Urban described how it became a compelling argument to say more information-gathering, surveillance, and observation was necessary to prevent another attack. Security priorities were elevated, and privacy concerns devalued.
As technology innovations enabled storing and analyzing larger amounts of information at lower costs, targeted advertising — personalized to individual consumers and tailored to the worries, desires, and general preferences embedded in all they posted — exploded. As did the misguided notion that people cared little about online privacy.
While public awareness grew regarding how much personal information was exposed online, so did privacy scholarship. Urban said UC Berkeley played a major role in this development, citing the influence of colleague Deirdre Mulligan (the Samuelson Clinic’s first director, whose research helped prod California to pass the nation’s first data-breach legislation in 2002).
Urban also hailed the work of fellow Berkeley Law professors Pamela Samuelson on data rights management systems that sought to track copyrighted works, Chris Hoofnagle on the practice of Flash-based cookies tracking consumers and respawning after being deleted, and Paul Schwartz on the alarming accessibility to people’s personally identifiable information.
Even with this flood of pathbreaking scholarship and growing public recognition fueling a “return of vocal public demand for better terms,” Urban said people may still feel helpless in trying to navigate enormously complex, lengthy privacy policies.
She sees California offering hope with its “long tradition of leading the United States in privacy and data protection.” The state provides an explicit right to privacy in its Constitution, which can be enforced against both public and private actors.
Also, the California Consumer Privacy Act of 2018, America’s first comprehensive consumer privacy law, was strengthened with more protections through a 2020 citizen ballot initiative.

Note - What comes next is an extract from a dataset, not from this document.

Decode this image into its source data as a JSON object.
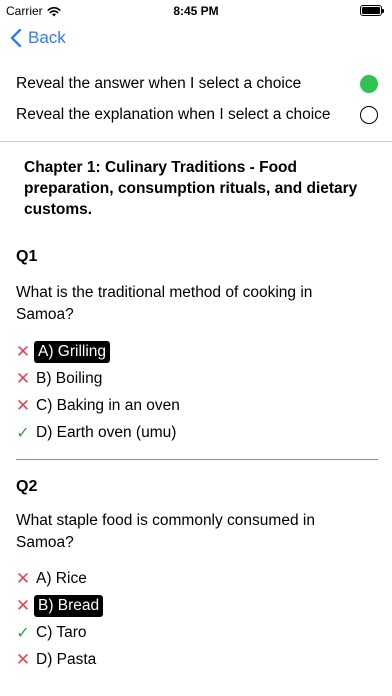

With these laws, Californians now have the right to access their personal information held by many companies, opt out of the sale of their personal information, and other rights. Connecticut, Colorado, Virginia, and Utah recently followed California’s lead in bolstering privacy measures.
Quoting the late privacy law scholar Alan Westin to close her remarks, Urban said: “He presciently wrote: ‘The real need is to move from public awareness of the problem to a sensitive discussion of what can be done to protect privacy in an age when so many forces of science, technology, environment, and society press against it from all sides.’”